§ **Activity**
Pick every line from the data that holds the word "company".

§ **Excerpted records**

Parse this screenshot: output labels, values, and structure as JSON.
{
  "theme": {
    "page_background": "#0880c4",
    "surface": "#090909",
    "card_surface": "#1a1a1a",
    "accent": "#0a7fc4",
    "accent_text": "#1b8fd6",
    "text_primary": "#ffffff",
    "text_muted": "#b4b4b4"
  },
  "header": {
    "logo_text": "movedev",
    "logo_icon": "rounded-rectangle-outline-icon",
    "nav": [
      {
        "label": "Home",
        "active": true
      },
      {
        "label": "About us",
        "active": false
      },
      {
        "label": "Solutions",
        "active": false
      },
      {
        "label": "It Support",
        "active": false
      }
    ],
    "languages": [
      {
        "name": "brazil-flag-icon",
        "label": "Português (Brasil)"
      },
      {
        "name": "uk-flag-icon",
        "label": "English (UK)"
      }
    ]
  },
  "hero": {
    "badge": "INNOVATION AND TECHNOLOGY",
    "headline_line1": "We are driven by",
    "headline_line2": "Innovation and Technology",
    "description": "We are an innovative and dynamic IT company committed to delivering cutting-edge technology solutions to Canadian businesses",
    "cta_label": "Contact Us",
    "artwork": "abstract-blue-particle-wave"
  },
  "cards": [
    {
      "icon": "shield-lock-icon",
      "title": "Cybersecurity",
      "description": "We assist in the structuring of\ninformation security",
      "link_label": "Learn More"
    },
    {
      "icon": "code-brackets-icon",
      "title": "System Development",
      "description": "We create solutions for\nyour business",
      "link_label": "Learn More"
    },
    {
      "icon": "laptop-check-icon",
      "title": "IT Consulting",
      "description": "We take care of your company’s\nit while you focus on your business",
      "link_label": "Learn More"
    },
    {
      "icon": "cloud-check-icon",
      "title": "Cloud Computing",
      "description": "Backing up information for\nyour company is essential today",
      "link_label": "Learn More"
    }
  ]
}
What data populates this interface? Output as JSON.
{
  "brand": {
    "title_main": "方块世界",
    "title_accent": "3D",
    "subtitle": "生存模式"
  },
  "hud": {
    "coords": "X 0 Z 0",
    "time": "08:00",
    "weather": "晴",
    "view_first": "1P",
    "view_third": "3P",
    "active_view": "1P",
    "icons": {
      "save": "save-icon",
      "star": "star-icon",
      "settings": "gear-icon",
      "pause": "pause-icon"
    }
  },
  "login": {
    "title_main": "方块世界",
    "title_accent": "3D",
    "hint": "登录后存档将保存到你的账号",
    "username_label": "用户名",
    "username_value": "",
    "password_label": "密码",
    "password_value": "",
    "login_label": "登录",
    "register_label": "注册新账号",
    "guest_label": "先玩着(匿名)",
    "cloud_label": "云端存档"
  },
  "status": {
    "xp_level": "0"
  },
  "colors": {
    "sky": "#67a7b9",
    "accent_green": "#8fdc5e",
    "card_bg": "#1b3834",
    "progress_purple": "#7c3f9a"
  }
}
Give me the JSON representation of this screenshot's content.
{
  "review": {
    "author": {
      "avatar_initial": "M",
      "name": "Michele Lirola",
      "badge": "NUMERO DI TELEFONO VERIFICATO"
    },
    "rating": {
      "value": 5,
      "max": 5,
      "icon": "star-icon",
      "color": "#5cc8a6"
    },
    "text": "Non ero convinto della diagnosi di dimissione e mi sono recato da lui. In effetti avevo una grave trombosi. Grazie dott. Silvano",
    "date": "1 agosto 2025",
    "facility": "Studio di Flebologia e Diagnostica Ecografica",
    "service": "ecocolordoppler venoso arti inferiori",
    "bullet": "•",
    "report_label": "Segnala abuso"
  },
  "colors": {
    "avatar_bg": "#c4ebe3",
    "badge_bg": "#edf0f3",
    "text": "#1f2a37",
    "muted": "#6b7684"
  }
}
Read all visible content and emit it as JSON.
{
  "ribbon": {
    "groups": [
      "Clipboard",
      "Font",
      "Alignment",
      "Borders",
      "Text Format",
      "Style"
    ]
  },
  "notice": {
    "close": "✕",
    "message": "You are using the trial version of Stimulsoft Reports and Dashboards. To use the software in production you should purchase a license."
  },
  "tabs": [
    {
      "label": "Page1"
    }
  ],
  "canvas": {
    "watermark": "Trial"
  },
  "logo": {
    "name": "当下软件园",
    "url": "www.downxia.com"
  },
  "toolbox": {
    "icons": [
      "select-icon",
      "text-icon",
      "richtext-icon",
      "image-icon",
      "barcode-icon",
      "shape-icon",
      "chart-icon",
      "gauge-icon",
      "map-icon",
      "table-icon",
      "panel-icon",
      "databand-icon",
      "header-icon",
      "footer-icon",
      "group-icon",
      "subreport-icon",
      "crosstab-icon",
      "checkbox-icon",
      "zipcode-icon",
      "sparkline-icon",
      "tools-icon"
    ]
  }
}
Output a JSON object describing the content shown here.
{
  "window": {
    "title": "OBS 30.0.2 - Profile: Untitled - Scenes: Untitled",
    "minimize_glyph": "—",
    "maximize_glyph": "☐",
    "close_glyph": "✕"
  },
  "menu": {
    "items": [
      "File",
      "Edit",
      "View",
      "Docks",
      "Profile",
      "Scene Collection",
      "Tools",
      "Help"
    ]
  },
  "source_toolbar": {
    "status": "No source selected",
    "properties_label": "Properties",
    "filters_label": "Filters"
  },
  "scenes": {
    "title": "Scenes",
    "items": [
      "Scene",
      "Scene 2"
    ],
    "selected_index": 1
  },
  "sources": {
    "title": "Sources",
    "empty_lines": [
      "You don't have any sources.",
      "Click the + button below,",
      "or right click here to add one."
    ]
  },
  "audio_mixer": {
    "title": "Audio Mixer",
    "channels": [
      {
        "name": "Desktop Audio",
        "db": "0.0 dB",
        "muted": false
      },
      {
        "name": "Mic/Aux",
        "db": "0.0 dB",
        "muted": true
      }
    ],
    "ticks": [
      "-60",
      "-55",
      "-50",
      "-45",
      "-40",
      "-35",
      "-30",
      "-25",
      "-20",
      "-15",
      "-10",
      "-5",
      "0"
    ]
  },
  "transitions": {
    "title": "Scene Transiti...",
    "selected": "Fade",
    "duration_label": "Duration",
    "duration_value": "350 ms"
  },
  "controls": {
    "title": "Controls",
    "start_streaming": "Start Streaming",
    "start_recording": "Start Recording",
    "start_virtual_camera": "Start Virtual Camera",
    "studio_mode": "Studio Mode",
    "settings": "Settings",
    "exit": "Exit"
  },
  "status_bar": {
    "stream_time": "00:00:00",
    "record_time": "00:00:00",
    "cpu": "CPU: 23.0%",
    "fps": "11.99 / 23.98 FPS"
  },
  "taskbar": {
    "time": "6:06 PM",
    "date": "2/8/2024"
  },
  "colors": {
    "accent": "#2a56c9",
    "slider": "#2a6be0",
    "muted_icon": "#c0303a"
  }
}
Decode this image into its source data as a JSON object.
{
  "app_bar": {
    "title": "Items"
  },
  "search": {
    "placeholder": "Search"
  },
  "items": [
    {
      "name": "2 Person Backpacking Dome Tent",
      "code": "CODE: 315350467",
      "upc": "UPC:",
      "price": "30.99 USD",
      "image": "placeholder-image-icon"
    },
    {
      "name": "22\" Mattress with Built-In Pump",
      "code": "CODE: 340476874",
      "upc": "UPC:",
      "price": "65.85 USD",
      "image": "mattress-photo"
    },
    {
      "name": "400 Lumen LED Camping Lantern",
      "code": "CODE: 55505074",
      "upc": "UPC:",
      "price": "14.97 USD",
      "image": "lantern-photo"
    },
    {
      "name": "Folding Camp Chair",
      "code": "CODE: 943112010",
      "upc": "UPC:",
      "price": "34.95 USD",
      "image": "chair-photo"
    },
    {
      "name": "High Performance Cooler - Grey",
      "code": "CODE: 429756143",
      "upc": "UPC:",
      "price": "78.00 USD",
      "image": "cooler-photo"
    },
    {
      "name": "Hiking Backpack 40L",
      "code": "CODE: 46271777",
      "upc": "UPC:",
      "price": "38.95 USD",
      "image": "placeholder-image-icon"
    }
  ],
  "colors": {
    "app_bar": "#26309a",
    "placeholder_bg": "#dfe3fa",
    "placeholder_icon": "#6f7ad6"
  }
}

§ **Exercise output**
    "description": "We are an innovative and dynamic IT company committed to delivering cutting-edge technology solutions to Canadian businesses",
      "description": "We take care of your company’s\nit while you focus on your business",
      "description": "Backing up information for\nyour company is essential today",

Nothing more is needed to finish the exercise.